Why fans (not moguls) should own sports

Jun 9, 2014

Photo by Alex Voerman.

Steve Ballmer, the former CEO of Microsoft, is buying the L.A. Clippers for a cool $2 billion.

A tech billionaire buying the team is no surprise -- but it doesn’t have to be this way.

Did you know that many sports franchises around the world are co-operatively by their fans? It’s textbook New Mutualism.

Take the Green Bay Packers, one of the winningest teams in NFL history – a non-profit co-op since 1923, collectively owned by its 352,427 fans (aka “cheeseheads”). No surprise that they’re also the most transparent team in sports.

Or look at one of the world’s most successful soccer franchises, FC Barcelona, which belongs to a community 170,000 strong. There are 25 community-owned soccer teams in the UK alone. The fans of storied clubs like Arsenal, Manchester United, and Liverpool are all moving in that direction, too.

There’s no immutable law saying that billionaires control sports. We can take back our teams -- and we have the models to do it.

Sara Horowitz

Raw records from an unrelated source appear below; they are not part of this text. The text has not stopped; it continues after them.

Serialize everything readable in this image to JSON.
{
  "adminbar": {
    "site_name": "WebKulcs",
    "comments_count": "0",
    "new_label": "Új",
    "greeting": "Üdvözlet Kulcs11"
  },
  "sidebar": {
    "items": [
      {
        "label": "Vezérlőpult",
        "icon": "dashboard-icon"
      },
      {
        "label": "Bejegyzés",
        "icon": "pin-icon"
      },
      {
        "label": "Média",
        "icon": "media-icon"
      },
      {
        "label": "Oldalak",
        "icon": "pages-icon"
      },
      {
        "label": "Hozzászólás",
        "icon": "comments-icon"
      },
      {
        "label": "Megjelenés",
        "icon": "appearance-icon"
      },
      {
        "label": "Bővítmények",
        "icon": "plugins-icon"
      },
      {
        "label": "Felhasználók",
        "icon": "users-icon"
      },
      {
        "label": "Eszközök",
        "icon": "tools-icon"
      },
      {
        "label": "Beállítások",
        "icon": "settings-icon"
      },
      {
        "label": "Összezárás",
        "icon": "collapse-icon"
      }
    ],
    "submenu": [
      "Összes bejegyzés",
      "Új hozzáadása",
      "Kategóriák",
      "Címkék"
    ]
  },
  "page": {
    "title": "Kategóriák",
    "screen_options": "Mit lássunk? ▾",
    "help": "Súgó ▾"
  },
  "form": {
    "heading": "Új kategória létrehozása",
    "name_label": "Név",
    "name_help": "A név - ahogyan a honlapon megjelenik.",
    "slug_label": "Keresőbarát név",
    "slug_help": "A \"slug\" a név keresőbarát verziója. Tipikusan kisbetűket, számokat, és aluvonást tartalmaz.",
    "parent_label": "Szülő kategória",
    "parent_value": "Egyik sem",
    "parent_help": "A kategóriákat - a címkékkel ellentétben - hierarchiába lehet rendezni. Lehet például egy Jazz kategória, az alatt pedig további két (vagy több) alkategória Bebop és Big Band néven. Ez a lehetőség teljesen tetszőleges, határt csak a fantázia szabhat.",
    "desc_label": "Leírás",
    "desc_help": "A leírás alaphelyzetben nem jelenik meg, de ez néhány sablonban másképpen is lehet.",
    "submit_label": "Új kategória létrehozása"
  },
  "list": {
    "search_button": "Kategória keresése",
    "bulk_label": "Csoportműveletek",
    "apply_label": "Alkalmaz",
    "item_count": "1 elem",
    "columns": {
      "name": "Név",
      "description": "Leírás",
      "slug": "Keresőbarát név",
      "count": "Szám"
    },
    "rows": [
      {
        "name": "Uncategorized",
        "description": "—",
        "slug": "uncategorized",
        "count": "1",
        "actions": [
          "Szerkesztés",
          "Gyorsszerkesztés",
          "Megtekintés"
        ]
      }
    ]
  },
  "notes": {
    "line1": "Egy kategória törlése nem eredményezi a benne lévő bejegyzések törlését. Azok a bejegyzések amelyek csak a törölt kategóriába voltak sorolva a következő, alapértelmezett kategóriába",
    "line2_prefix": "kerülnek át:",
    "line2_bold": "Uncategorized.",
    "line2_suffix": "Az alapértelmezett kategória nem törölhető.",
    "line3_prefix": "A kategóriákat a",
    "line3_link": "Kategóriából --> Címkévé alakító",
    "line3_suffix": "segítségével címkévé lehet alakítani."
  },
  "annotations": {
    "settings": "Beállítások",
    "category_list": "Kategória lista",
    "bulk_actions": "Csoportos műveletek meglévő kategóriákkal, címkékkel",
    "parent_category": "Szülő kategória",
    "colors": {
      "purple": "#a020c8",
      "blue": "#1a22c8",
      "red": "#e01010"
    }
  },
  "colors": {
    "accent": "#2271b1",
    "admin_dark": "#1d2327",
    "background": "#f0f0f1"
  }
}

As the founder of Freelancers Union, Sara has been a voice for freelancers for over two decades.